■ Trial begins for dry eye drug. Eleven Biotherapeutics, a biopharmaceutical company designing and developing protein-based biotherapeutics, has initiated a phase 1b clinical trial to evaluate EBI-005, its lead ophthalmic protein product, in patients with dry eye disease. EBI-005 is a designed topical protein that inhibits the IL-1 (Interleukin-1) receptor. The phase 1b clinical study, expected to be completed in the first half of 2013, follows a successful phase 1a study of EBI-005 in recent weeks.
“A critical need remains for more effective, topically administered treatment options for patients with dry eye disease because a significant proportion of patients do not receive optimal relief of their symptoms of dry eye disease with currently available therapies,” said Gary N. Foulks, MD, FACS, professor emeritus at the University of Louisville.
The phase 1b clinical trial is a double-blind, multicenter, randomized, placebo-controlled study to evaluate two doses of EBI-005 over six weeks. The trial is expected to enroll up to approximately 80 subjects and will be conducted in nine centers throughout the United States. The primary objective of the study is to determine the safety of EBI-005 and, in addition, use the Ocular Surface Disease Index and fluorescein staining to measure the biological activity of EBI-005.
■ Refractive surgery results at Lackland AFB. Ophthalmologists at Lackland Air Force Base, Texas, have reported a remarkably low incidence of microbial keratitis in their PRK and LASIK patients. Vasudha Panday, MD, and colleagues reviewed all 24,446 cases of PRK and LASIK from January 2005 to December 2011 and identified only one case (0.0041%) of microbial keratitis. That is well below the numbers reported in a 2008 ASCRS study that found the incidence of microbial keratitis cases at 0.091% of all refractive surgery patients. Findings were presented at the recent AAO annual meeting.
The low incidence of infection may be related to the fact that the patients were young, healthy and subject to a strict follow-up protocol.
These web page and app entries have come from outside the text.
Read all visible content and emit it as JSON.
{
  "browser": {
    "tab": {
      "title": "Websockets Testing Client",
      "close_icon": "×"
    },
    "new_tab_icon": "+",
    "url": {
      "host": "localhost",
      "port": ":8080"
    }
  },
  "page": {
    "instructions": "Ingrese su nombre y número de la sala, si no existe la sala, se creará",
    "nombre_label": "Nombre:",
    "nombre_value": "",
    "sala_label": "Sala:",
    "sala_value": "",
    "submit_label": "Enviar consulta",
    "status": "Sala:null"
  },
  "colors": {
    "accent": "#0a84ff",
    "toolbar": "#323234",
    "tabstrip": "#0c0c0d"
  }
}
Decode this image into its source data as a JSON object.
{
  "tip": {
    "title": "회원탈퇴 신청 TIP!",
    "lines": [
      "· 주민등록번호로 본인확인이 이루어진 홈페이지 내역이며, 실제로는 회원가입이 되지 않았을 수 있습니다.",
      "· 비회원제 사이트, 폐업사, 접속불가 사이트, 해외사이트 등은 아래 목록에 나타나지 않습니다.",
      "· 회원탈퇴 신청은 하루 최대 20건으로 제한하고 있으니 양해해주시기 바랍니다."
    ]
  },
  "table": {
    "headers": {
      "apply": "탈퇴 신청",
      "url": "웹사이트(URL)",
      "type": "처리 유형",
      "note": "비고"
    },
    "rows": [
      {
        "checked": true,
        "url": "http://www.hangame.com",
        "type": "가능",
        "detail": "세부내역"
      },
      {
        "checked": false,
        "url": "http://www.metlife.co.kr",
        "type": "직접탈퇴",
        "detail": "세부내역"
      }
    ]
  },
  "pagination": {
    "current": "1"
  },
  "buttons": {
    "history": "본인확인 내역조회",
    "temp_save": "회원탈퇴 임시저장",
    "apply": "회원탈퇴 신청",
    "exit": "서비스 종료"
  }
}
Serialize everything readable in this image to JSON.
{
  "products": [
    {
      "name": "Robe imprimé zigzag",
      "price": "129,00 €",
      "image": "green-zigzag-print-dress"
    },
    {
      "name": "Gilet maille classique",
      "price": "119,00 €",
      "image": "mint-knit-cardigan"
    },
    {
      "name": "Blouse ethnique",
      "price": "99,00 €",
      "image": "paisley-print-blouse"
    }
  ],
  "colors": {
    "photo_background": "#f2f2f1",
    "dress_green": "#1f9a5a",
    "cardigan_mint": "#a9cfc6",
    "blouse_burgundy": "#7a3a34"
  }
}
■ OptiMedica gets new funding. OptiMedica Corp. has received a new $35 million growth round of financing. Proceeds will be used to continue the global commercialization of the company’s Catalys Precision Laser System for cataract surgery, support the development of innovative system enhancements and fuel a next-generation portfolio of additional products.
The round drew participation from all of OptiMedica’s existing venture backers, which include Kleiner Perkins Caufield & Byers, Alloy Ventures, DAG Ventures, BlackRock Private Equity Partners and Bio One Capital.